To the rescue came Duane Nelson, an assistant manager in the Byrd’s last days under Neighborhood’s auspices. Nelson, who had studied the development of historical properties at VCU, lined up a partner: Jerry Cable, creator of the Tobacco Company, in some ways the most significant restaurant in Shockoe Slip since the late-1970s. Together, in 1984, Nelson and Cable secured a lease and set about revitalizing the West Cary Street anachronism.
After a couple of years experimenting with a repertory schedule, Nelson and Cable parted ways and the booking policy changed to offering bargain-priced, second-run features. Thus the Byrd was saved from the wrecking ball, or perhaps being converted into a flea market.
Film-rental fees come out of box-office receipts in the form of a percentage; distributors generally take between forty and seventy percent.
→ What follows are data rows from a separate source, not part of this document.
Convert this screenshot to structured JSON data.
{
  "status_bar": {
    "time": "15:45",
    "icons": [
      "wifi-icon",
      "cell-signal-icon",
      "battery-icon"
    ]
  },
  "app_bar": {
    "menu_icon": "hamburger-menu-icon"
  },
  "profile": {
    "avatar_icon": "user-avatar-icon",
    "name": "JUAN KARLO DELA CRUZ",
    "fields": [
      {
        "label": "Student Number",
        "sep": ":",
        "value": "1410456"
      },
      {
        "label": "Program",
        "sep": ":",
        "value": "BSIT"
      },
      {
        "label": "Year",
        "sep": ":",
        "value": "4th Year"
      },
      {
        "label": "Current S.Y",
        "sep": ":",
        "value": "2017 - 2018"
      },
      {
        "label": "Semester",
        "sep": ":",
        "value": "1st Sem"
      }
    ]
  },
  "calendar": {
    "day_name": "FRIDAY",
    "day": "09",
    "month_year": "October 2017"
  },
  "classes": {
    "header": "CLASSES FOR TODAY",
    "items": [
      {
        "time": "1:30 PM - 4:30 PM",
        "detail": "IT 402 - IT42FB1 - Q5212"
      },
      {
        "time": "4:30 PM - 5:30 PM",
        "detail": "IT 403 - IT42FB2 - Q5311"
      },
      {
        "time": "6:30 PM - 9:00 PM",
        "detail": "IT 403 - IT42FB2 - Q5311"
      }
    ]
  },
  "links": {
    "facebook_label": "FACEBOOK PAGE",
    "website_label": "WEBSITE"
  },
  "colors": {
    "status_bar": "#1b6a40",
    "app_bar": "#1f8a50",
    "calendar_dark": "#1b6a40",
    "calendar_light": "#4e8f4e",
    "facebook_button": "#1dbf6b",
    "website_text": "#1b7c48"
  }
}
Consequently, most movie theaters, including the Byrd, lean heavily on revenue from their concession stands. On the other hand, by showing second-run movies the Byrd is not obliged to charge its customers the steep price of admission that distributors insist upon for first-run releases.
The $1.99 ticket scheme can be profitable as long as the crowds are large enough to buy plenty of popcorn. Naturally, the traffic this formula brings to the area pleases the Carytown retailers that surround the Byrd.
Although, under Nelson’s management the Byrd was taking in sufficient revenue to stay afloat on a day-to-day basis, putting away reserves to restore the building, remained out of reach. Eventually, even paying the rent on the building was difficult, at best. Then, just in the nick of time came the Byrd Theatre Foundation to once again save the Byrd from falling going dark.
The current manager Todd Schall-Vess, who also worked under Nelson, has continued with that basic second-run exhibition policy. On top of that flow of pop product, special events, such as live music shows, occasionally shoulder the movies aside; every spring the VCU French Film Festival takes over the Byrd for three days.
Currently, although Pelling and Selvey have little experience in the art of selling movies to the public, in truth, they join a long list of important players in Richmond’s movie theater history who had little in the way of credentials before taking the plunge. Keeping Schall-Vess as manager provided the theater’s new owners with some valuable experience and a measure of continuity.
Now that the roof will be secure, the other renovations planned — which will include repairs to the Mighty Wurlitzer and new seats! — can proceed. Of course, that will mean a lot more fundraising.
In 1928, as it was in Richmond, posh movie palaces opened in cities coast-to-coast. Few in those other cities have survived. As it has before, Richmond’s antique Byrd Theatre has somehow managed to imbue its newest stewards with enough of that same Roaring ‘20s optimism to keep the light on the screen.
Photo by: Jake Lyell